Only the pictures are to be left out; write out the rest of the data exactly.
┏━━
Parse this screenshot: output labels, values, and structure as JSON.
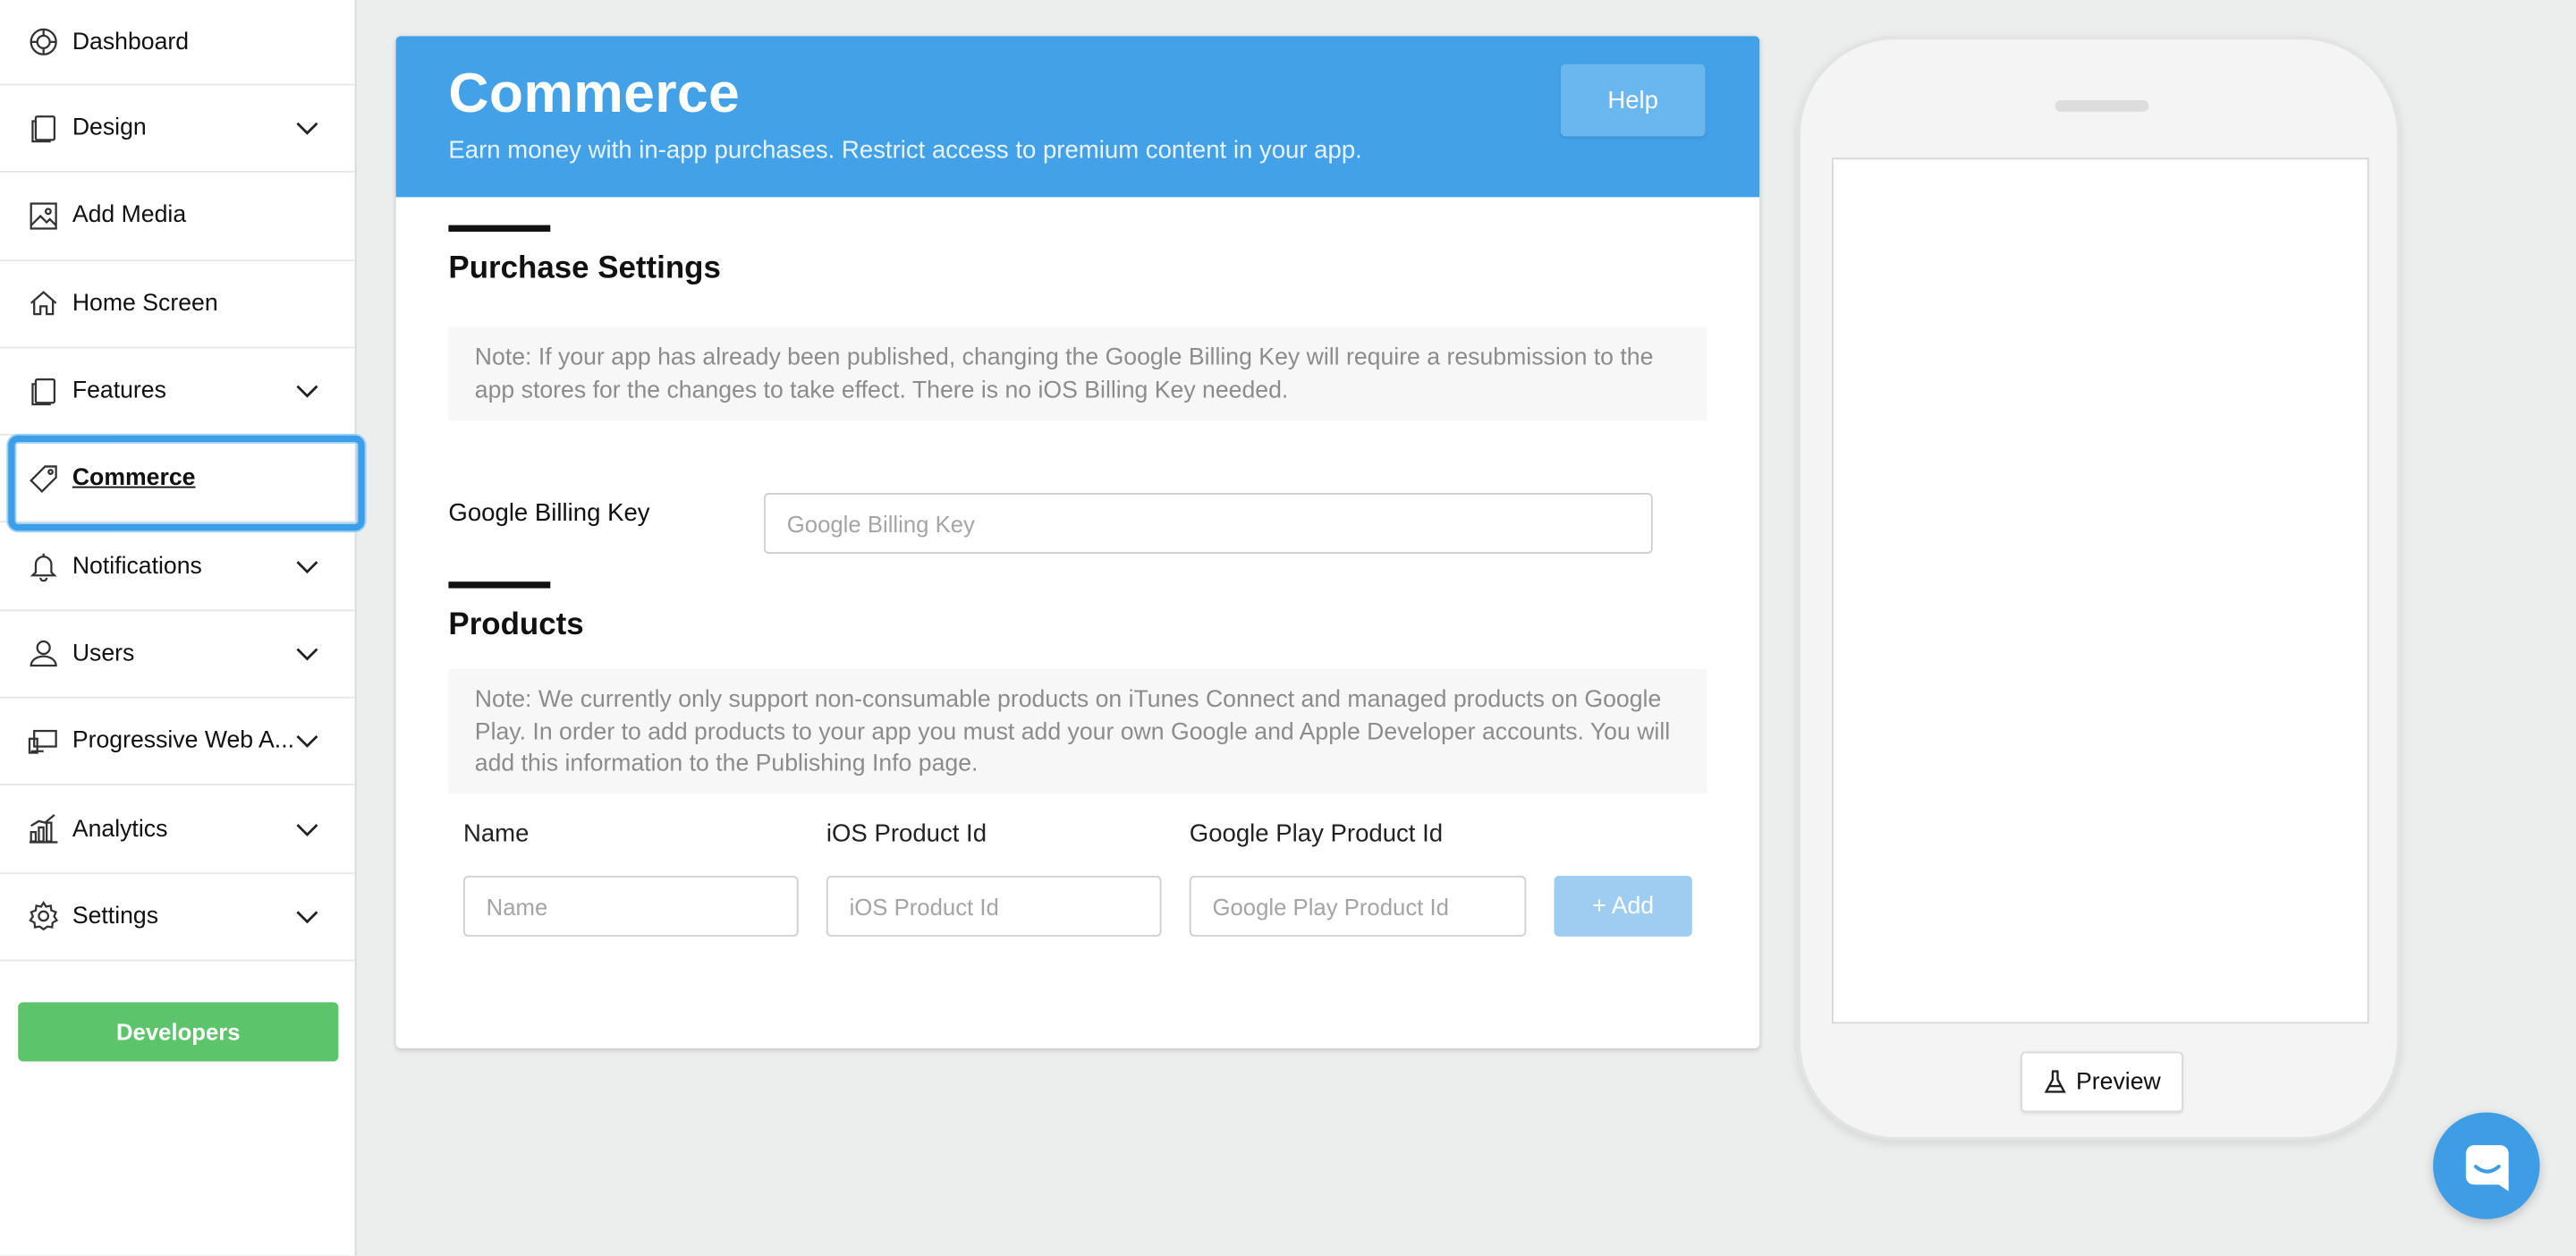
{
  "sidebar": {
    "items": [
      {
        "label": "Dashboard",
        "icon": "dashboard-icon",
        "has_chevron": false
      },
      {
        "label": "Design",
        "icon": "design-icon",
        "has_chevron": true
      },
      {
        "label": "Add Media",
        "icon": "image-icon",
        "has_chevron": false
      },
      {
        "label": "Home Screen",
        "icon": "home-icon",
        "has_chevron": false
      },
      {
        "label": "Features",
        "icon": "features-icon",
        "has_chevron": true
      },
      {
        "label": "Commerce",
        "icon": "tag-icon",
        "has_chevron": false,
        "active": true
      },
      {
        "label": "Notifications",
        "icon": "bell-icon",
        "has_chevron": true
      },
      {
        "label": "Users",
        "icon": "user-icon",
        "has_chevron": true
      },
      {
        "label": "Progressive Web A...",
        "icon": "devices-icon",
        "has_chevron": true
      },
      {
        "label": "Analytics",
        "icon": "bar-chart-icon",
        "has_chevron": true
      },
      {
        "label": "Settings",
        "icon": "gear-icon",
        "has_chevron": true
      }
    ],
    "developers_label": "Developers"
  },
  "header": {
    "title": "Commerce",
    "subtitle": "Earn money with in-app purchases. Restrict access to premium content in your app.",
    "help_label": "Help"
  },
  "purchase_settings": {
    "title": "Purchase Settings",
    "note": "Note: If your app has already been published, changing the Google Billing Key will require a resubmission to the app stores for the changes to take effect. There is no iOS Billing Key needed.",
    "billing_key_label": "Google Billing Key",
    "billing_key_placeholder": "Google Billing Key",
    "billing_key_value": ""
  },
  "products": {
    "title": "Products",
    "note": "Note: We currently only support non-consumable products on iTunes Connect and managed products on Google Play. In order to add products to your app you must add your own Google and Apple Developer accounts. You will add this information to the Publishing Info page.",
    "columns": [
      "Name",
      "iOS Product Id",
      "Google Play Product Id"
    ],
    "placeholders": {
      "name": "Name",
      "ios": "iOS Product Id",
      "google": "Google Play Product Id"
    },
    "add_label": "+ Add"
  },
  "phone": {
    "preview_label": "Preview"
  },
  "colors": {
    "header_blue": "#43a1e8",
    "developers_green": "#5cc46b",
    "add_button_blue": "#9fcdf2",
    "chat_blue": "#3f9de6"
  }
}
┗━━
TASK ANSWER:
Parse this screenshot: output labels, values, and structure as JSON.
{
  "sidebar": {
    "items": [
      {
        "label": "Dashboard",
        "icon": "dashboard-icon",
        "has_chevron": false
      },
      {
        "label": "Design",
        "icon": "design-icon",
        "has_chevron": true
      },
      {
        "label": "Add Media",
        "icon": "image-icon",
        "has_chevron": false
      },
      {
        "label": "Home Screen",
        "icon": "home-icon",
        "has_chevron": false
      },
      {
        "label": "Features",
        "icon": "features-icon",
        "has_chevron": true
      },
      {
        "label": "Commerce",
        "icon": "tag-icon",
        "has_chevron": false,
        "active": true
      },
      {
        "label": "Notifications",
        "icon": "bell-icon",
        "has_chevron": true
      },
      {
        "label": "Users",
        "icon": "user-icon",
        "has_chevron": true
      },
      {
        "label": "Progressive Web A...",
        "icon": "devices-icon",
        "has_chevron": true
      },
      {
        "label": "Analytics",
        "icon": "bar-chart-icon",
        "has_chevron": true
      },
      {
        "label": "Settings",
        "icon": "gear-icon",
        "has_chevron": true
      }
    ],
    "developers_label": "Developers"
  },
  "header": {
    "title": "Commerce",
    "subtitle": "Earn money with in-app purchases. Restrict access to premium content in your app.",
    "help_label": "Help"
  },
  "purchase_settings": {
    "title": "Purchase Settings",
    "note": "Note: If your app has already been published, changing the Google Billing Key will require a resubmission to the app stores for the changes to take effect. There is no iOS Billing Key needed.",
    "billing_key_label": "Google Billing Key",
    "billing_key_placeholder": "Google Billing Key",
    "billing_key_value": ""
  },
  "products": {
    "title": "Products",
    "note": "Note: We currently only support non-consumable products on iTunes Connect and managed products on Google Play. In order to add products to your app you must add your own Google and Apple Developer accounts. You will add this information to the Publishing Info page.",
    "columns": [
      "Name",
      "iOS Product Id",
      "Google Play Product Id"
    ],
    "placeholders": {
      "name": "Name",
      "ios": "iOS Product Id",
      "google": "Google Play Product Id"
    },
    "add_label": "+ Add"
  },
  "phone": {
    "preview_label": "Preview"
  },
  "colors": {
    "header_blue": "#43a1e8",
    "developers_green": "#5cc46b",
    "add_button_blue": "#9fcdf2",
    "chat_blue": "#3f9de6"
  }
}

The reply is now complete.